Hello all,

I was thinking on what to watch this weekend and this movie took my attention. Although I had watched this film maybe over five or six times, it was still attractive to me and I was not aware that this movie fits into my topic of postmodernism and the theme of hyperreality. Ok so what is so special about this move? The film examines the life of a man who is unaware that he is living on a T.V. show which broadcasts his life to millions of people around the world 24 hours 7 days a week.

As the film progresses Truman becomes suspicious and tries to find his own reality or in other words to discover the truth about his life. Being an example of postmodern movie, Truman Burbank (starred by Jim Carrey) is challenging his creator. He does not want to live in a world that is constructed by characterised actors but rather to travel, explore and to learn the truth. He is also unconscious that the town he is living (named Seahaven) in is also a massive set and almost everything in it is artificially constructed.

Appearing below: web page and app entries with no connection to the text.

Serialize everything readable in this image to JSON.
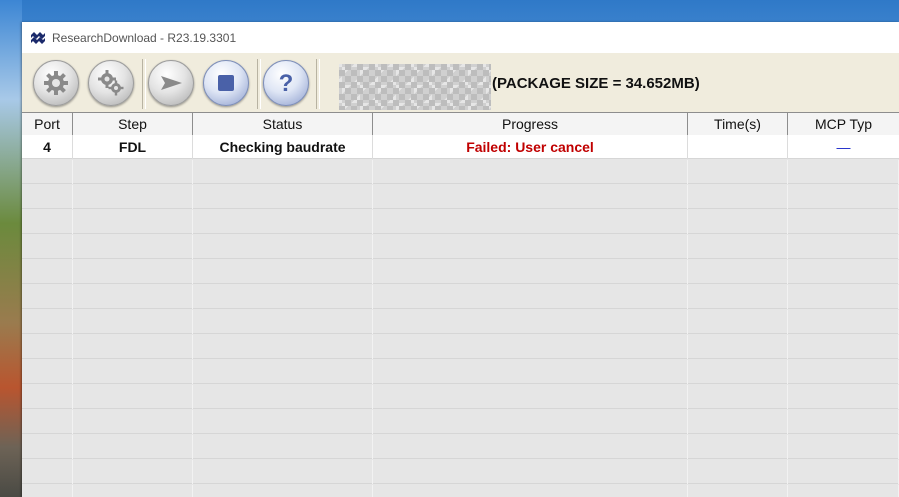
{
  "window": {
    "title": "ResearchDownload - R23.19.3301"
  },
  "toolbar": {
    "buttons": [
      {
        "name": "settings-button",
        "icon": "gear-icon"
      },
      {
        "name": "advanced-settings-button",
        "icon": "gears-icon"
      },
      {
        "name": "start-button",
        "icon": "play-arrow-icon"
      },
      {
        "name": "stop-button",
        "icon": "stop-square-icon"
      },
      {
        "name": "help-button",
        "icon": "question-icon"
      }
    ],
    "package_size": "(PACKAGE SIZE = 34.652MB)"
  },
  "table": {
    "columns": [
      "Port",
      "Step",
      "Status",
      "Progress",
      "Time(s)",
      "MCP Typ"
    ],
    "rows": [
      {
        "port": "4",
        "step": "FDL",
        "status": "Checking baudrate",
        "progress": "Failed: User cancel",
        "time": "",
        "mcp": "—"
      }
    ]
  },
  "colors": {
    "toolbar_bg": "#f0ecdd",
    "grid_bg": "#e6e6e6",
    "error_text": "#c00000",
    "mcp_text": "#1a27c9"
  }
}
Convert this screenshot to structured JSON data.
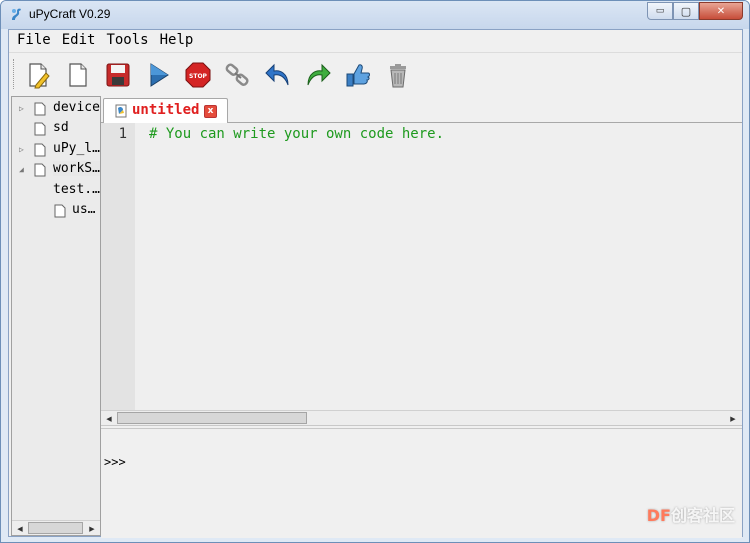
{
  "window": {
    "title": "uPyCraft V0.29",
    "controls": {
      "minimize": "▭",
      "maximize": "▢",
      "close": "✕"
    }
  },
  "menubar": {
    "items": [
      {
        "label": "File"
      },
      {
        "label": "Edit"
      },
      {
        "label": "Tools"
      },
      {
        "label": "Help"
      }
    ]
  },
  "toolbar": {
    "buttons": [
      {
        "name": "new-file-icon"
      },
      {
        "name": "open-file-icon"
      },
      {
        "name": "save-icon"
      },
      {
        "name": "run-icon"
      },
      {
        "name": "stop-icon",
        "label": "STOP"
      },
      {
        "name": "connect-icon"
      },
      {
        "name": "undo-icon"
      },
      {
        "name": "redo-icon"
      },
      {
        "name": "syntax-check-icon"
      },
      {
        "name": "clear-icon"
      }
    ]
  },
  "file_tree": {
    "items": [
      {
        "label": "device",
        "expandable": true,
        "expanded": false
      },
      {
        "label": "sd",
        "expandable": false
      },
      {
        "label": "uPy_l…",
        "expandable": true,
        "expanded": false
      },
      {
        "label": "workS…",
        "expandable": true,
        "expanded": true
      },
      {
        "label": "test.…"
      },
      {
        "label": "us…"
      }
    ]
  },
  "editor": {
    "tab": {
      "label": "untitled",
      "close": "x"
    },
    "lines": [
      {
        "number": "1",
        "code": "# You can write your own code here."
      }
    ]
  },
  "terminal": {
    "prompt": ">>>"
  },
  "watermark": {
    "brand": "DF",
    "text": "创客社区"
  },
  "colors": {
    "tab_label": "#e02020",
    "comment": "#1e9a1e",
    "titlebar": "#c7d7ec"
  }
}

While watching this movie, I remembered Jeremy Bentham’s theory of Panopticon. Bentham was an English philosopher in the late 18th century of England and had designed a prison that is rounded and the tower in the middle of the prison. The cells and the tower was structured such a way that the inmates were not tell or able to see the watchman. However they were being watched all the time. The concept was “Being able to see without being seen”. Later this concept was studied in detail by French philosopher Michel Foucault and he published his thoughts on his book Discipline and Punish. Foucault argues that we are being watched constantly by CCTV cameras, or in modern terms by the social media, while using GPS tracked health monitors or GPS tracked maps. I would like to draw your attention to one specific example, in supermarkets the shelves and aisles constructed in a way that the cashier can see the shoppers. When you go to Dunnes Stores or Tesco next time, pay specific attention, or you might already have seen that while you are shopping you can almost see the cashier. Do you think that their job is only do the checkout? Next time when you are shopping, just have a look to the cashier, you will realise that their eyes will be watching the shoppers also. How many of us turns off the smartphones while sleeping? By unconsciously, our smartphones are transmitting data even when we are asleep. Like Truman, our lives are monitored and being watched 24 hours, 7 days a week.

In the movie continuous intervention works to transform Truman into a particular type of person, a ‘normal’ person, and his world was constructed by this way. The director of his life, Christof (starred by Ed Harris) controls Truman’s life by having detailed knowledge of Truman, He states: “any unpredictable behaviour must be reported”. By this way intervention was possible to prevent any unwanted behaviours, disciplining him to transform into a particular type of person.

The Truman Show is a great film to watch as an example of what hyperreality is. It is also a good example of a postmodern movie. It shows how the media has affected people’s ability to differentiate between what is real and what is a simulation.